Kopf is obviously aware of this. She self-reflexively questions the ethics of representing her brother, “I wonder if recreating you here will do us any good,” and acknowledges that the book is not about her brother’s life but “the search for the origin of a voice and gaze of my own.” And this could actually be one of the major strengths of the book: its artistic exploration of complex familial relations and the meanings of sibling relationships. Kopf, like other new autofictional writers exploring the experiences of being a sibling, for example Julián Fuks or Daniel Mella, bravely bares the ugly reality of personal relationships. She exposes her own feelings of abandonment by her family and her neediness — “I guess my brother loves me but I don’t have much empirical proof” — as well as the added sense of responsibility of being a sibling, and an artist, with a dependent brother: “The advantages of having a brother with a high degree of dependency is that you can’t let yourself go.”
Writing this review I continuously found myself getting stuck, struggling to summarize the rich layers of meaning generated by Kopf’s work — a struggle she acknowledges within the book: “I often find myself getting stuck in this project.
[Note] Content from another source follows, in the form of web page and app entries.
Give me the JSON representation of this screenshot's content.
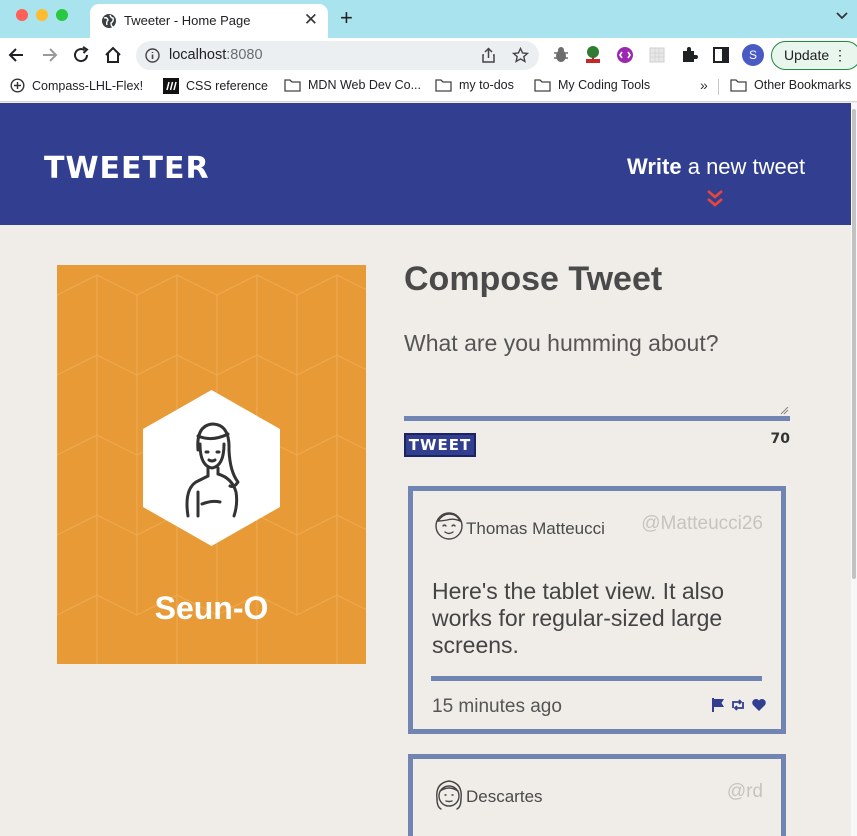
{
  "browser": {
    "tab_title": "Tweeter - Home Page",
    "url_host": "localhost",
    "url_port": ":8080",
    "update_label": "Update",
    "profile_initial": "S",
    "bookmarks": [
      {
        "label": "Compass-LHL-Flex!",
        "icon": "plus-circle-icon"
      },
      {
        "label": "CSS reference",
        "icon": "mdn-icon"
      },
      {
        "label": "MDN Web Dev Co...",
        "icon": "folder-icon"
      },
      {
        "label": "my to-dos",
        "icon": "folder-icon"
      },
      {
        "label": "My Coding Tools",
        "icon": "folder-icon"
      },
      {
        "label": "Other Bookmarks",
        "icon": "folder-icon"
      }
    ],
    "bookmarks_overflow": "»"
  },
  "nav": {
    "brand": "TWEETER",
    "write_bold": "Write",
    "write_rest": " a new tweet"
  },
  "profile": {
    "name": "Seun-O"
  },
  "compose": {
    "title": "Compose Tweet",
    "placeholder": "What are you humming about?",
    "button_label": "TWEET",
    "counter": "70"
  },
  "tweets": [
    {
      "name": "Thomas Matteucci",
      "handle": "@Matteucci26",
      "content": "Here's the tablet view. It also works for regular-sized large screens.",
      "time": "15 minutes ago"
    },
    {
      "name": "Descartes",
      "handle": "@rd"
    }
  ],
  "colors": {
    "nav_bg": "#323f90",
    "card_bg": "#e89a36",
    "page_bg": "#f0ede8",
    "border": "#7185b3",
    "chevron": "#e8463a"
  }
}
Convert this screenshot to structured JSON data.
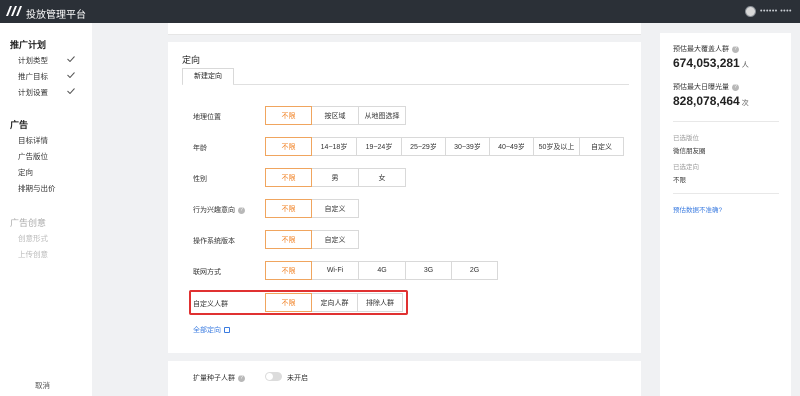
{
  "topbar": {
    "title": "投放管理平台",
    "user": "•••••• ••••"
  },
  "sidebar": {
    "group1": "推广计划",
    "group1_items": [
      "计划类型",
      "推广目标",
      "计划设置"
    ],
    "group2": "广告",
    "group2_items": [
      "目标详情",
      "广告版位",
      "定向",
      "排期与出价"
    ],
    "group3": "广告创意",
    "group3_items": [
      "创意形式",
      "上传创意"
    ],
    "cancel": "取消"
  },
  "main": {
    "section_title": "定向",
    "tab_label": "新建定向",
    "rows": [
      {
        "label": "地理位置",
        "help": false,
        "options": [
          "不限",
          "按区域",
          "从地图选择"
        ],
        "active": 0
      },
      {
        "label": "年龄",
        "help": false,
        "options": [
          "不限",
          "14~18岁",
          "19~24岁",
          "25~29岁",
          "30~39岁",
          "40~49岁",
          "50岁及以上",
          "自定义"
        ],
        "active": 0
      },
      {
        "label": "性别",
        "help": false,
        "options": [
          "不限",
          "男",
          "女"
        ],
        "active": 0
      },
      {
        "label": "行为兴趣意向",
        "help": true,
        "options": [
          "不限",
          "自定义"
        ],
        "active": 0
      },
      {
        "label": "操作系统版本",
        "help": false,
        "options": [
          "不限",
          "自定义"
        ],
        "active": 0
      },
      {
        "label": "联网方式",
        "help": false,
        "options": [
          "不限",
          "Wi-Fi",
          "4G",
          "3G",
          "2G"
        ],
        "active": 0
      },
      {
        "label": "自定义人群",
        "help": false,
        "options": [
          "不限",
          "定向人群",
          "排除人群"
        ],
        "active": 0
      }
    ],
    "all_targeting_link": "全部定向",
    "expand_label": "扩量种子人群",
    "expand_toggle_text": "未开启"
  },
  "right": {
    "reach_label": "预估最大覆盖人群",
    "reach_value": "674,053,281",
    "reach_unit": "人",
    "exposure_label": "预估最大日曝光量",
    "exposure_value": "828,078,464",
    "exposure_unit": "次",
    "placement_label": "已选版位",
    "placement_value": "微信朋友圈",
    "targeting_label": "已选定向",
    "targeting_value": "不限",
    "inaccurate_link": "预估数据不准确?"
  },
  "colors": {
    "accent": "#f07c1a",
    "highlight": "#e03131",
    "link": "#3a7be0",
    "topbar": "#2b3037"
  },
  "icons": [
    "logo-icon",
    "avatar",
    "check-icon",
    "help-icon",
    "link-icon"
  ]
}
I see nothing before me, just white.” Therein, I would argue, lies Brother in Ice’s most valuable contribution. It is Kopf’s ability to innovate with form, to curate fragments into a meaningful whole, and to create something out of instability — the shifting landscapes of the poles — that makes this book particularly relevant for the present moment, a courageous attempt to explore artistic creativity and the human need to relate to others and the world around us. As a vehicle for exploring ice as a metaphor for literary creativity (and experimentation) in precarious times, Brother in Ice couldn’t have found a better home than its innovative British publisher And Other Stories. Also tracing its origins post-financial crash, it is one of a number of new publishing houses providing a creative response to the failure of commercial publishing to take risks on new literature. Their response, as they state, has been to update an eighteenth-century idea for the twenty-first century — crowdfunding their publications through a subscription scheme — that parallels Kopf’s feminist and postcolonial updating of an explorer’s diary.
Cherilyn Elston is a lecturer in Latin American Cultural Studies at the University of Reading, UK. She is the author of Women’s Writing in Colombia – An Alternative History (Palgrave Macmillan, 2016) and the translator of Jorge Consiglio, Southerly (Charco Press, 2017). She is the managing editor of the online literary translation journal, Palabras Errantes: http://www.palabraserrantes.
This post may contain affiliate links.